Many of you already know what creatine is. Many of you may also know how to take it, when to take it, and also what the best creatine supplement for you is. But do you know how it works? No worries, we’ve got you covered here.
But first, a quick little bit of background on Creatine. Creatine is an amino acid that helps to increase your body’s ability to produce energy, and helps you build more lean muscle mass. It’s mostly found in meats like beef, chicken and fish, and is also naturally produced in the body by the liver. As many of you know, amino acids are an important part of building, maintaining, and repairing muscles. Creatine in particular is very well suited for intense training that requires short bursts of energy, like sprinting or weightlifting.
Now that we know a little bit about creatine, let’s talk about how exactly it works. All of the energy used by your muscles during your workout comes from a molecule called Adenosine Triphosphate, or ATP for short. When you’re working out, the ATP breaks off one of its three phosphate molecules to create energy, becoming Adenosine Diphosphate in the process. Of course, once it’s broken off one of its phosphate molecules, the ATP molecule can’t produce any more energy for the body to use, leading to you becoming more tired as your body starts losing energy. That’s where creatine comes in. Once it’s entered your body, creatine will start giving its own phosphate molecules to the ADP molecules, turning them back into ATP and giving them more chances to produce energy for the muscles.

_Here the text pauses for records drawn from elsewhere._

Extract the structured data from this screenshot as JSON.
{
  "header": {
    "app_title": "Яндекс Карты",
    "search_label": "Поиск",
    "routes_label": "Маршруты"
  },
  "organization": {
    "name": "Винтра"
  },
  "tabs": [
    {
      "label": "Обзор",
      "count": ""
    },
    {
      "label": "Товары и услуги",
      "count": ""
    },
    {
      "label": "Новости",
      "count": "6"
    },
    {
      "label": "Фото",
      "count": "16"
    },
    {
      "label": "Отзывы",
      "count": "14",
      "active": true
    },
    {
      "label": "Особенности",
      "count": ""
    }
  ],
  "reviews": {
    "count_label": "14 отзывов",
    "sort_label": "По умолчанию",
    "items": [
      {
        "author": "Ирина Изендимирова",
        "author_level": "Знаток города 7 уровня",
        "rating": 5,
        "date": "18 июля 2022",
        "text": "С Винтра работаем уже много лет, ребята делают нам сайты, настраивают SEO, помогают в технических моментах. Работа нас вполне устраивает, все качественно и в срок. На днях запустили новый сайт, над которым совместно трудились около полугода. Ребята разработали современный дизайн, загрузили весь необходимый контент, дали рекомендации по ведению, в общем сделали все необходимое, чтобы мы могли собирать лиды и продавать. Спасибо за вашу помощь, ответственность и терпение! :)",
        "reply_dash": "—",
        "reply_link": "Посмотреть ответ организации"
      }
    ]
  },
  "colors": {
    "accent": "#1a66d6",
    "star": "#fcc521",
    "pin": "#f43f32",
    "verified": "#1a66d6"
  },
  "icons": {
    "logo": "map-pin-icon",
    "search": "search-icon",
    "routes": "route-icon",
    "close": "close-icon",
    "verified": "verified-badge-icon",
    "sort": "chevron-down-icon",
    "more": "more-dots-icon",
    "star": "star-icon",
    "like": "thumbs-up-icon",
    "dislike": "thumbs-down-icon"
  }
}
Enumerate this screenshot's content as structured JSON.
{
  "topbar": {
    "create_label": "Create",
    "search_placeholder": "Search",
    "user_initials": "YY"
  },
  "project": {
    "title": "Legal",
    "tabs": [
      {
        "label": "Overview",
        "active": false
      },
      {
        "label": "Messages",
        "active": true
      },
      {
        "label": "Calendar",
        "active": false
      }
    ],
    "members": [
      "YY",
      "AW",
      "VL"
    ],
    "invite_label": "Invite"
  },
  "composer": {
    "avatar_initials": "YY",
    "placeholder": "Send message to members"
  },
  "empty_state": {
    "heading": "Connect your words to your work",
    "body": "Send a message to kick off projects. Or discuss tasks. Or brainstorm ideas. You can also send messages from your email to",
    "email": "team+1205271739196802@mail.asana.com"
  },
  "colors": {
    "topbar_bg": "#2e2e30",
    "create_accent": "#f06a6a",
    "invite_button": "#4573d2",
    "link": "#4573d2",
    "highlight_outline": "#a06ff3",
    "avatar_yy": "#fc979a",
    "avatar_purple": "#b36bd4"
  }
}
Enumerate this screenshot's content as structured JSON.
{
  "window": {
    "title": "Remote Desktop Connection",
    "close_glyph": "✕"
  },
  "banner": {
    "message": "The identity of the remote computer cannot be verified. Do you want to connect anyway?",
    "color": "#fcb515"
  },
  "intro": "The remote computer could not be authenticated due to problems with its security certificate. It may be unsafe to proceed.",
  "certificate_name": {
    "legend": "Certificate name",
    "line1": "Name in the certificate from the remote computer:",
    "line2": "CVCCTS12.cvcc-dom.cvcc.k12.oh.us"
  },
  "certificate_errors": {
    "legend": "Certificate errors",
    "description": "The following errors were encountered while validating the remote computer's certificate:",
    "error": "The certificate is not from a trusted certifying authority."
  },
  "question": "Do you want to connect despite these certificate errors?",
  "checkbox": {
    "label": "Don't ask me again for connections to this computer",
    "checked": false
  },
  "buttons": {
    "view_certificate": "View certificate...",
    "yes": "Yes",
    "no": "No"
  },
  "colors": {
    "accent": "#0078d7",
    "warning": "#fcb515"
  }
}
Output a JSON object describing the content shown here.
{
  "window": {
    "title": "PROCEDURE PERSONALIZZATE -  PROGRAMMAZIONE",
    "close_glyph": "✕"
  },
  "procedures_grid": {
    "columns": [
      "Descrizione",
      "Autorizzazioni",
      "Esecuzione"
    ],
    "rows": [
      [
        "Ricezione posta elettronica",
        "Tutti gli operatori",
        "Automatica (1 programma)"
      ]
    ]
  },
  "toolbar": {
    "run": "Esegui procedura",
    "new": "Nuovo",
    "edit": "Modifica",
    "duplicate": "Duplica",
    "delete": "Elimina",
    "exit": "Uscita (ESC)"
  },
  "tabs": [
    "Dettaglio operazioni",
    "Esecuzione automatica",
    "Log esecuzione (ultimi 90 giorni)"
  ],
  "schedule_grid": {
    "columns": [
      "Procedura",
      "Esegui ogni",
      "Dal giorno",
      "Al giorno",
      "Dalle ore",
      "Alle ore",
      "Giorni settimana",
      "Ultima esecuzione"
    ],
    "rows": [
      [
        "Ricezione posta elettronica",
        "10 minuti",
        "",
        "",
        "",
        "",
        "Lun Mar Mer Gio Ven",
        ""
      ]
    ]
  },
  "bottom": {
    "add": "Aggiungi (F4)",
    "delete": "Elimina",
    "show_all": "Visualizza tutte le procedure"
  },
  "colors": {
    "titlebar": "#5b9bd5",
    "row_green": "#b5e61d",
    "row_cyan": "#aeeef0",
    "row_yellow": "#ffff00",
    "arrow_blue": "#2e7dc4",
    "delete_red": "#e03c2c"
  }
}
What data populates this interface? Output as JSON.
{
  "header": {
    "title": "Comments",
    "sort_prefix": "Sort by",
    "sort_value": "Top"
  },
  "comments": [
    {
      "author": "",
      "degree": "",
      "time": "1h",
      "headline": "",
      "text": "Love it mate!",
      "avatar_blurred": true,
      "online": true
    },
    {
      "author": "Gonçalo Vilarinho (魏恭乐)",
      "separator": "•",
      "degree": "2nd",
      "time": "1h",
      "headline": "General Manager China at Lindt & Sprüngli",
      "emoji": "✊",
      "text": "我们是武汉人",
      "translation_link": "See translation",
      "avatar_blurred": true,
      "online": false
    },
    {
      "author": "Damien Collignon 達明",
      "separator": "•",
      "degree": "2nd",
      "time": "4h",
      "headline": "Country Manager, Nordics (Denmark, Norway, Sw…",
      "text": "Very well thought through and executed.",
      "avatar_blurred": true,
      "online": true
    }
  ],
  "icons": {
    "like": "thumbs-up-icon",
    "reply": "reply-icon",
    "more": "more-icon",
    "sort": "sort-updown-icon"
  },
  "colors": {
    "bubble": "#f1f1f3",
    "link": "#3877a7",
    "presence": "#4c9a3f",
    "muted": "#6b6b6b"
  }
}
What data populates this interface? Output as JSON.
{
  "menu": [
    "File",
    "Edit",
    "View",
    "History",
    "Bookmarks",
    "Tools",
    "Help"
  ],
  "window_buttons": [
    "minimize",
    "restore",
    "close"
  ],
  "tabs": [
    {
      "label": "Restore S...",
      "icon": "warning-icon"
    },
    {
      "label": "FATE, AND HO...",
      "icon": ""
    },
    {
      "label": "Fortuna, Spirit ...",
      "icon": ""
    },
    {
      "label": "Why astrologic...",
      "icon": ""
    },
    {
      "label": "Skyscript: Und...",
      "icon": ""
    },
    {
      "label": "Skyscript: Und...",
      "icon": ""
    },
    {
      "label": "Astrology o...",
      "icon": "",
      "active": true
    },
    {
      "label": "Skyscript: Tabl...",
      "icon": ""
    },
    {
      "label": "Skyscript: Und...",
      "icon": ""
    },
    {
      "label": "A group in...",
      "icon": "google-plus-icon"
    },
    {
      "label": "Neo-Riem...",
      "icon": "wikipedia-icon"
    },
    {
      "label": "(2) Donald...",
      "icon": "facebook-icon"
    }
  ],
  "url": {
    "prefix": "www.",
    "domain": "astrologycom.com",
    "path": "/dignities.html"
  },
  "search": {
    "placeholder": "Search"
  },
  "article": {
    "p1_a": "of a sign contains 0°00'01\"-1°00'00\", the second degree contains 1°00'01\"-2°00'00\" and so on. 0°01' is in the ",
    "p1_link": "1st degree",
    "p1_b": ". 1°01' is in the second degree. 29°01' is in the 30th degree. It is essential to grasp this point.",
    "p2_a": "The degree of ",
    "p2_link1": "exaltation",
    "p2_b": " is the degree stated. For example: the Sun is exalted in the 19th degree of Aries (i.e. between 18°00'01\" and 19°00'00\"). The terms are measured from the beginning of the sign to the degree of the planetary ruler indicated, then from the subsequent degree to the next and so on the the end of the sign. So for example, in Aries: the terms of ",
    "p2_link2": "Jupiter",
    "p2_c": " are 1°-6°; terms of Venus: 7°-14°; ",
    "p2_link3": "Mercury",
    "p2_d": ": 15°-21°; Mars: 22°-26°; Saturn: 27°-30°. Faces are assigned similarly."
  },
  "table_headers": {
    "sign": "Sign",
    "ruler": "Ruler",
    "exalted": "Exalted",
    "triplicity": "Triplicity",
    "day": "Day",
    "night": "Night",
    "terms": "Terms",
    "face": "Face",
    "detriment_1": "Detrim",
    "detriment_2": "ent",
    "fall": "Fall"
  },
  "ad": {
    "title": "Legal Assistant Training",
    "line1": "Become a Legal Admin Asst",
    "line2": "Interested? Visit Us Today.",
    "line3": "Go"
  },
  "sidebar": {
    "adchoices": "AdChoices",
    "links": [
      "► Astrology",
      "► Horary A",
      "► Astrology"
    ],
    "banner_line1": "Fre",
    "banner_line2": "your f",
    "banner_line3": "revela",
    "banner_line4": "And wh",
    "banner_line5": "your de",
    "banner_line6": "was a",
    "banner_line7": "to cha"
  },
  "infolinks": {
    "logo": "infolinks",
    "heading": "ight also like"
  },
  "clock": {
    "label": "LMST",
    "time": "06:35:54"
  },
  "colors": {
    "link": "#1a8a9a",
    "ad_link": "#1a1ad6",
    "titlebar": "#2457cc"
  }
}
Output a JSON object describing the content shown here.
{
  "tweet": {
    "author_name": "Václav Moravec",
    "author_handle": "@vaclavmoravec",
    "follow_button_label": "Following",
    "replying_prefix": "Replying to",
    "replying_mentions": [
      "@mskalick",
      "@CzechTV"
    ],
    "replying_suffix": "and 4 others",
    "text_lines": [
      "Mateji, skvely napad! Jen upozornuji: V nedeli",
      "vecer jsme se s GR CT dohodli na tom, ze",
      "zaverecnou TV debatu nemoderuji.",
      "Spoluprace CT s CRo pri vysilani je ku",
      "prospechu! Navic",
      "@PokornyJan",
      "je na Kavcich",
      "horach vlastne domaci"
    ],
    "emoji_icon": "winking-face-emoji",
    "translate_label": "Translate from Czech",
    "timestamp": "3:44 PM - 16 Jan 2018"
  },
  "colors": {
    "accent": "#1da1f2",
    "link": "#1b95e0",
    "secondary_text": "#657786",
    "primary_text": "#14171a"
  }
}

So now you know how creatine works on the molecular level, but how does this translate into what happens to your muscles? Don’t worry, we’re getting there. All of your muscle fibers are composed of many short little segments called sarcomeres. And each of those little sarcomeres contains contractile proteins called Actin and Myosin, responsible for muscle contractions, like the ones you experience while weightlifting. These contractions only occur when they receive a signal from the nervous system telling them to do so. And these contractions are all fuelled by the energy released by, you guessed it, ATP. And when you’ve got creatine in your body to support your ATP stores, you’ll have the energy to support more muscle contractions. It also helps that your muscle contraction strength is increased, which leads to increased workout intensity, which helps build more lean muscle mass.
So there you have it. Our comprehensive guide to how creatine works. Hopefully this will give you a better idea of how creatine works, and what benefits it has. If you’re interested in finding some good creatine supplements here in Canada at a low price, feel free to check out our creatine collection.